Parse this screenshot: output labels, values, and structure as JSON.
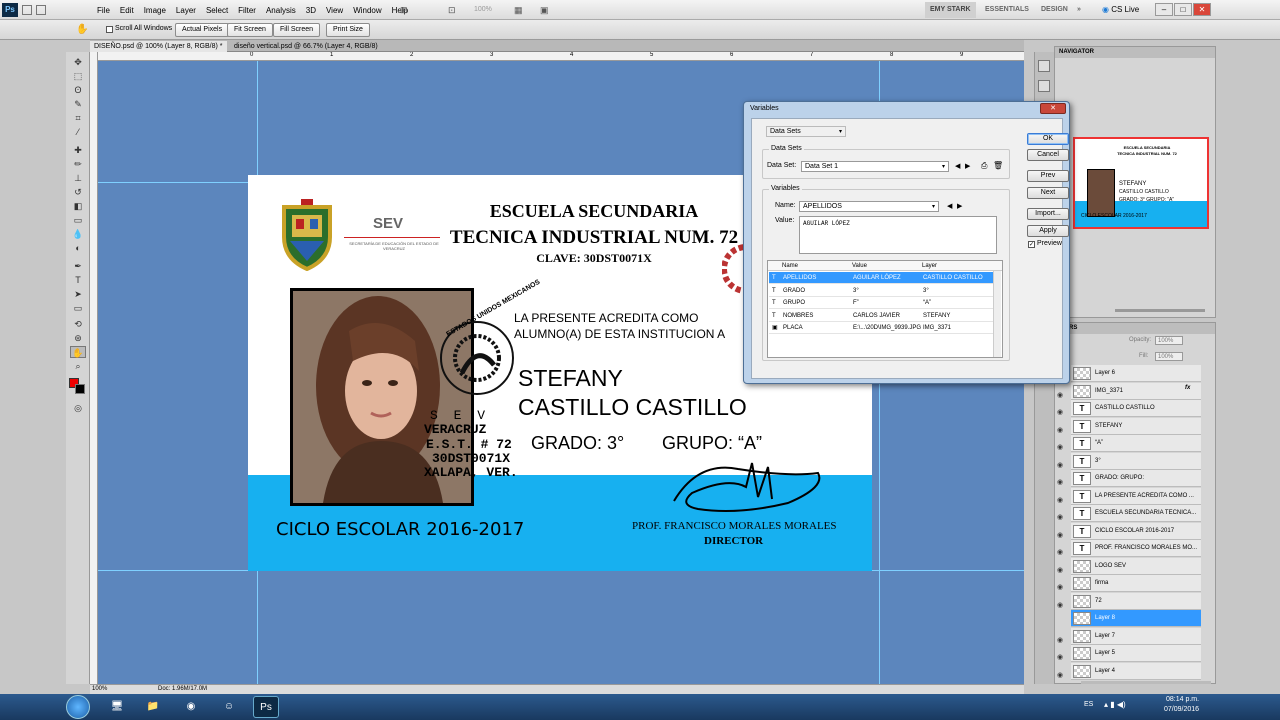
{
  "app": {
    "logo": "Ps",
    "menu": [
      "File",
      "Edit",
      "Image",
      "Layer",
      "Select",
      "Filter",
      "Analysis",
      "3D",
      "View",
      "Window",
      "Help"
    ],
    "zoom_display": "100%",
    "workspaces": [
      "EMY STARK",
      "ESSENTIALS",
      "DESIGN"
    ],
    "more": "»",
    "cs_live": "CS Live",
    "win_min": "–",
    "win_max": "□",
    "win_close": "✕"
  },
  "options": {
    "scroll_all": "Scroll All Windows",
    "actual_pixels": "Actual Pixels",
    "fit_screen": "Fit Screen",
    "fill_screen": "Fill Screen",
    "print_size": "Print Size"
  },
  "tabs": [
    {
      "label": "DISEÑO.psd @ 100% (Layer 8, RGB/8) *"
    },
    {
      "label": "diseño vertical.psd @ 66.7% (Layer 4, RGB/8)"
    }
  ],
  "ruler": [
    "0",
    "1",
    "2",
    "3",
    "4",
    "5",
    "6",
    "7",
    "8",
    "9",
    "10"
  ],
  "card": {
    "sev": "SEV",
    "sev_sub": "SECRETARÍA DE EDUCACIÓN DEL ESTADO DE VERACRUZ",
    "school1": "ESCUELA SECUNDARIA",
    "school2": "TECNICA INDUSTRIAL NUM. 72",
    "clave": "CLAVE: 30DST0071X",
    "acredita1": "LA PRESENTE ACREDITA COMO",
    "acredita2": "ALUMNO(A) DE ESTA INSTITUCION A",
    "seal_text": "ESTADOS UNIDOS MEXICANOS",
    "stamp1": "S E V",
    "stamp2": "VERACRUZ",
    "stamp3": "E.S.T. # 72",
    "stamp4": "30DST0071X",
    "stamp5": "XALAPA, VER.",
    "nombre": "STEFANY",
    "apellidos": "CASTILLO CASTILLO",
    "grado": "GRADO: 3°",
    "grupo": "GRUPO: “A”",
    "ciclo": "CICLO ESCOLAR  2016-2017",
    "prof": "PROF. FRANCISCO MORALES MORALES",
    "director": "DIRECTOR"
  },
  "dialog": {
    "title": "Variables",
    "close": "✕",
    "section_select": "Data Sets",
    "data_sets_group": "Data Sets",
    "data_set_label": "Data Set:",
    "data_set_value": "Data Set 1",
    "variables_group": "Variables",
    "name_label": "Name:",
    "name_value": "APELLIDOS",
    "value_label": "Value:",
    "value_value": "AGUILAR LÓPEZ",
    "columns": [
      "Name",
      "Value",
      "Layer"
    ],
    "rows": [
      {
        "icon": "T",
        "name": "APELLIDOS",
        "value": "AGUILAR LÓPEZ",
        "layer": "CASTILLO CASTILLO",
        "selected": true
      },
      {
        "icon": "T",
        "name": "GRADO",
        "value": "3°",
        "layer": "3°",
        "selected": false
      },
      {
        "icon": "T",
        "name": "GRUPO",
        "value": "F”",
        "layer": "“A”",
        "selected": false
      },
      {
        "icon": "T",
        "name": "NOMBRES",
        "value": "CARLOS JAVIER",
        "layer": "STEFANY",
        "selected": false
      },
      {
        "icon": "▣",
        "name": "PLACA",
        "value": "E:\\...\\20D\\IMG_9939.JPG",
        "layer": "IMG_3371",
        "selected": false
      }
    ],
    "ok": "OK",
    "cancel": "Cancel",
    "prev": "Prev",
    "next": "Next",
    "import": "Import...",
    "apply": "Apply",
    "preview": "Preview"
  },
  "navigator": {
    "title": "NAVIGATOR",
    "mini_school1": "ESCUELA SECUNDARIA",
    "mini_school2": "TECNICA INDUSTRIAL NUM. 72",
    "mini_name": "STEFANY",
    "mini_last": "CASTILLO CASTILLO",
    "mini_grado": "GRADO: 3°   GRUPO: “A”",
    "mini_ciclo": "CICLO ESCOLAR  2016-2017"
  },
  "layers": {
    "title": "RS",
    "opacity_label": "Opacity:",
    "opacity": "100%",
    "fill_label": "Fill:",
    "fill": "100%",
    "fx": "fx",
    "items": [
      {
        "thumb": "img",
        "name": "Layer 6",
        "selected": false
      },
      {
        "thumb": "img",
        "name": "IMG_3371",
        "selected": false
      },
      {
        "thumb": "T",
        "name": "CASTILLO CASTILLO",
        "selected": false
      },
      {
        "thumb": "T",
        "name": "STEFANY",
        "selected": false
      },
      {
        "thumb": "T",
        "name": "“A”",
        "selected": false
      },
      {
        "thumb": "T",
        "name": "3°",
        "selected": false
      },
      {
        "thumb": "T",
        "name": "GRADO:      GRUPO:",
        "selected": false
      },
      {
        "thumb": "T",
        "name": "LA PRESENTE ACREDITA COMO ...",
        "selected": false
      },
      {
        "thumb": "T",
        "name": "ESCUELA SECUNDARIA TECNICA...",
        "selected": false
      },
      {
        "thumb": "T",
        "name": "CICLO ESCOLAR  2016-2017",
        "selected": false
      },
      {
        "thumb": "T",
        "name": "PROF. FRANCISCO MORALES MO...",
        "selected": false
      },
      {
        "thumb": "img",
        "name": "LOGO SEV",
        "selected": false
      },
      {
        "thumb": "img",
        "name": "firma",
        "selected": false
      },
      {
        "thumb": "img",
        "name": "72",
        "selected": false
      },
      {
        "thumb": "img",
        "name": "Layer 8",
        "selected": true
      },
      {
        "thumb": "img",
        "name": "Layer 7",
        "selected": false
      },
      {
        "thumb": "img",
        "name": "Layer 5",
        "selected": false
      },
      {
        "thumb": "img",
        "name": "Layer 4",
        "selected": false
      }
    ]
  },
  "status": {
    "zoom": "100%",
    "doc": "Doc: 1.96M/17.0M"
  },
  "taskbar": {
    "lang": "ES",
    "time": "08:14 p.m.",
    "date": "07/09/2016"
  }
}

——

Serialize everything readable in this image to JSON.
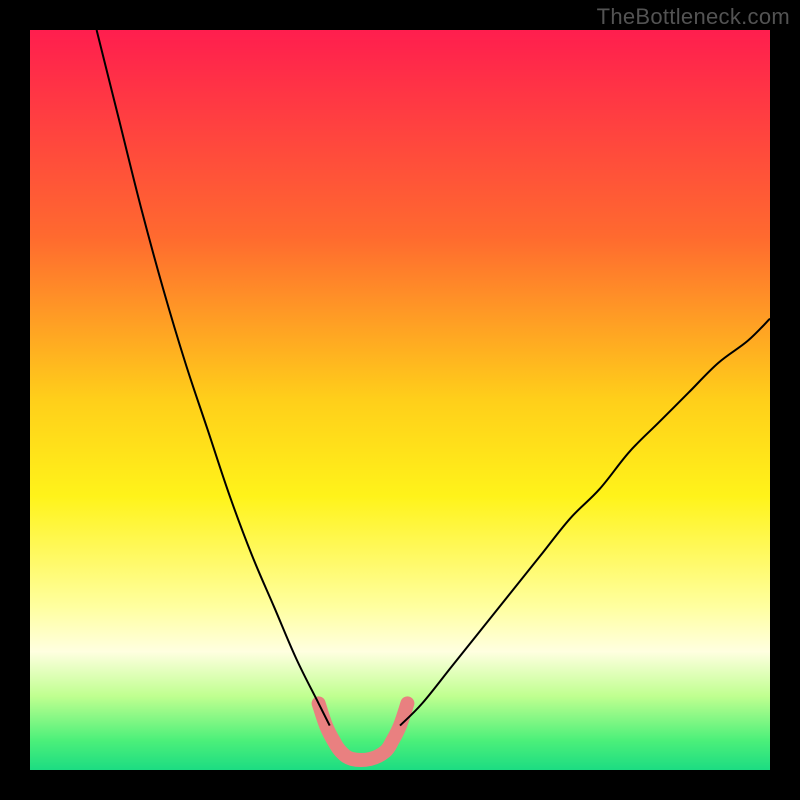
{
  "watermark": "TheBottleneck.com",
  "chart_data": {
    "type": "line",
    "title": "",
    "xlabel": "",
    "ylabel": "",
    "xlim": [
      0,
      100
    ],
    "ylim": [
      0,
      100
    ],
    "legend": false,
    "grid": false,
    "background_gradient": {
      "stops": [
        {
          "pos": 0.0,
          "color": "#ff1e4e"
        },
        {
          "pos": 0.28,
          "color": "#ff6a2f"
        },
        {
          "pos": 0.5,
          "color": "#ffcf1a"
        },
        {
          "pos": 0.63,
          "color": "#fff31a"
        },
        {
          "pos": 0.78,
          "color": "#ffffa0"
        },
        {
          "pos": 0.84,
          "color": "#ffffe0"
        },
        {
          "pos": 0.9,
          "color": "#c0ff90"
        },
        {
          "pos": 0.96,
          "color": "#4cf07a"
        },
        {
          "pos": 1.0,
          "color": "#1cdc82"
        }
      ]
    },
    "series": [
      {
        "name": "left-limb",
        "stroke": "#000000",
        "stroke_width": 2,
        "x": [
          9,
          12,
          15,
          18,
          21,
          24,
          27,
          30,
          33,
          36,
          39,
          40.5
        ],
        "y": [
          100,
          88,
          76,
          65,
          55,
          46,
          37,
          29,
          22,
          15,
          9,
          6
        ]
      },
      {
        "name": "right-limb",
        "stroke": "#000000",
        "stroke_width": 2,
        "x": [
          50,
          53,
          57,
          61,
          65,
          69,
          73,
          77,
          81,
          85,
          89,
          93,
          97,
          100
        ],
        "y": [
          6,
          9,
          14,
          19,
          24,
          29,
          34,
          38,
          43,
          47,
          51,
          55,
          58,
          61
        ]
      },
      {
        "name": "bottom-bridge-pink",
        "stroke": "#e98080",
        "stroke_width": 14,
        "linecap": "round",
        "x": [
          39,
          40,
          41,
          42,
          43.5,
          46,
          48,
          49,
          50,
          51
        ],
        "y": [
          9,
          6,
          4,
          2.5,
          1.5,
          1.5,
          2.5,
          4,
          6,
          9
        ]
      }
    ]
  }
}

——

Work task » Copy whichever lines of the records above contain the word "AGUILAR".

Result below »
    "value_value": "AGUILAR LÓPEZ",
        "value": "AGUILAR LÓPEZ",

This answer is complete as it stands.